Monday, 6 July 2009
I'd say most of us first encountered Gallic Space Siren Barbarella through the camper than camp Jane Fonda movie, which seemed to be on TV every Friday night throughout The Bronze Age.
Barbarella the comic strip was created by French artist Jean Claude Forest in 1967 for V-Magazine, to be a more adult version of Flash Gordon, and went on to appear in 4 increasingly saucier sequels.
But it wasn't until 1978 that English-speaking fans actually got to read a Barbarella strip for real, courtesy of Heavy Metal, with a serialization of the 3rd book The Moon Child.
Having seen the movie endlessly, reading the actual comic was a bit of a surprise, it being considerably stranger, and sexier, than it's adaptation. This is a strip that could only've come from France, with it's mixture of high-brow philosophy & low-brow erotica. And Forest's languid, surreal, achingly European drawing style was a revelation to readers more used to the heroic, action packed look of American comics. In this universe, everybody, including the heroine, looks a little off-kilter and odd, and in places, it's almost like a comic strip by Toulouse Lautrec. Barbarella herself, need I add, is proportioned more or less like a real woman, and not like a barrage-ballooned, muscle-bound freak, as so many comic women are drawn these days. Unlike a lot of artists working today, Forest had actually seen a naked woman in the flesh, making the strip genuine erotica, as opposed to cheap porn. Here's the first episode.
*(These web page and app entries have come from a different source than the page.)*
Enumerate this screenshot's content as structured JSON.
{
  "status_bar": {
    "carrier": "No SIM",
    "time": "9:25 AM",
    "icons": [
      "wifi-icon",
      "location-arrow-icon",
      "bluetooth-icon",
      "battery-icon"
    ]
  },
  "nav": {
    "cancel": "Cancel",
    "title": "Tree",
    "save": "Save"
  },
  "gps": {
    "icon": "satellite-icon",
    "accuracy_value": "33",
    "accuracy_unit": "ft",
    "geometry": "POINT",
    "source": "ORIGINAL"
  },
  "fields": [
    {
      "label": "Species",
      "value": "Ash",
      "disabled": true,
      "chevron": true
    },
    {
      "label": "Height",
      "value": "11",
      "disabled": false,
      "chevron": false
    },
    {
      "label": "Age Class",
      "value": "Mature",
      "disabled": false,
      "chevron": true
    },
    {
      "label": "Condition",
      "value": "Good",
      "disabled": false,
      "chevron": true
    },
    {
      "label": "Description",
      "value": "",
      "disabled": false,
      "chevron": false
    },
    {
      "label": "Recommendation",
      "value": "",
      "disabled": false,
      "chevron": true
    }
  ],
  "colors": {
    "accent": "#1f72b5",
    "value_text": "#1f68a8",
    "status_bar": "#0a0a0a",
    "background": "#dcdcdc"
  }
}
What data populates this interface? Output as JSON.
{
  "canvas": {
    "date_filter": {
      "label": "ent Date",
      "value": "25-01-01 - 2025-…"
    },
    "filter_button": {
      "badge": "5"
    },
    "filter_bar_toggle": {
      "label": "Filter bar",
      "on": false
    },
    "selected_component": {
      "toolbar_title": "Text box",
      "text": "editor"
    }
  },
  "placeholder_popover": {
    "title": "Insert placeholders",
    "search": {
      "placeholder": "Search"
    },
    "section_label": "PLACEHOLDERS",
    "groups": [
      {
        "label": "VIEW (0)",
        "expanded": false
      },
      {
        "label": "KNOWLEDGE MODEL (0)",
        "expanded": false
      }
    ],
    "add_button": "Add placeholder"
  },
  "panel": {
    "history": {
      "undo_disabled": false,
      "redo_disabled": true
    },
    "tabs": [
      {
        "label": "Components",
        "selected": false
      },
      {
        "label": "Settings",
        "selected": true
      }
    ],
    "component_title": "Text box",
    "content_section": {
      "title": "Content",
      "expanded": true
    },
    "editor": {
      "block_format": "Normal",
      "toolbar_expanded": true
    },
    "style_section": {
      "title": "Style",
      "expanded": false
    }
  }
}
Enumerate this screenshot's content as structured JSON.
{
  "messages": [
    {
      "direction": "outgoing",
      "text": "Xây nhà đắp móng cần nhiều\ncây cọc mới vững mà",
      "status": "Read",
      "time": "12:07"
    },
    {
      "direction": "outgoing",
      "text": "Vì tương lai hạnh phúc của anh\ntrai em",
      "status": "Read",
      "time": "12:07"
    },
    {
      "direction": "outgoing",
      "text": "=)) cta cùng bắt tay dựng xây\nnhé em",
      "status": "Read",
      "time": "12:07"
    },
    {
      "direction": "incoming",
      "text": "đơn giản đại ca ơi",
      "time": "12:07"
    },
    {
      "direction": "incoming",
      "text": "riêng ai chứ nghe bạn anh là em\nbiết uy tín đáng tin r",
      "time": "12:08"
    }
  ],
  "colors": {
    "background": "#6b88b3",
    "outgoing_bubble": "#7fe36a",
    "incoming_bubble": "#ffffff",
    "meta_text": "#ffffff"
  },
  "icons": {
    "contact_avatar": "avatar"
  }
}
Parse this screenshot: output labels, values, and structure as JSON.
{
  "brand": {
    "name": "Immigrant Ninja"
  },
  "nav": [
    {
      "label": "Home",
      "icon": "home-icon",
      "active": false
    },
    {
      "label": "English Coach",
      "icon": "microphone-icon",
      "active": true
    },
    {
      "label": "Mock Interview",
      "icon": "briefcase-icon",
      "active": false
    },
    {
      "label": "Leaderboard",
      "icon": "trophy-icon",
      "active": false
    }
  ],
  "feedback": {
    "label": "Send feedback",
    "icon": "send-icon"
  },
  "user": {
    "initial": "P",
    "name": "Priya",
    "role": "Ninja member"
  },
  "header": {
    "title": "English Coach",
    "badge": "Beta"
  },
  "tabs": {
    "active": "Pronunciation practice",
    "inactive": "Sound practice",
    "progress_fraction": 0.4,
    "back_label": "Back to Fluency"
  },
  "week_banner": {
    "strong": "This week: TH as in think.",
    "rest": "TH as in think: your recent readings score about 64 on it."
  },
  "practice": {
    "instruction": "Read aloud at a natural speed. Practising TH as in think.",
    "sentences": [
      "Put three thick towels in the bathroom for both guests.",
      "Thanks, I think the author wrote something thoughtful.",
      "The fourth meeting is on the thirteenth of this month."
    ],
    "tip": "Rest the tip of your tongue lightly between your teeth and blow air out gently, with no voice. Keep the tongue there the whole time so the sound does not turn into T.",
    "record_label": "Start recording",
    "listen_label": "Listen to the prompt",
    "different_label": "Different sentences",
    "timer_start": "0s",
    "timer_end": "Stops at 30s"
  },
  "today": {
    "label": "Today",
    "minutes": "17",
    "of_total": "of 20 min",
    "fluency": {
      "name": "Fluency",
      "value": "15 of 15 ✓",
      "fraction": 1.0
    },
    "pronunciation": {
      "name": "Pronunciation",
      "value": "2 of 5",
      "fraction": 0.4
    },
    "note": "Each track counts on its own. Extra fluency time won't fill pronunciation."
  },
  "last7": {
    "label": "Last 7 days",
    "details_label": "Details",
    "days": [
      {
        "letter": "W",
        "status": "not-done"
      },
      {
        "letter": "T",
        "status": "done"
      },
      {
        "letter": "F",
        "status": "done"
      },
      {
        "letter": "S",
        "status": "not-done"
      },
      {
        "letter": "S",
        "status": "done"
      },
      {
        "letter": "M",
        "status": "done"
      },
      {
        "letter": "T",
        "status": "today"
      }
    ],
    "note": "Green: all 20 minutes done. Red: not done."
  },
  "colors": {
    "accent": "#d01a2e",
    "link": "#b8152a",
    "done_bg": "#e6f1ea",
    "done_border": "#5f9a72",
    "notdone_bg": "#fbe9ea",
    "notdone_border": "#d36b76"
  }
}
And here's a few more classic scenes from the other, mostly untranslated, books.
And what the hell, here's some more Jane Fonda.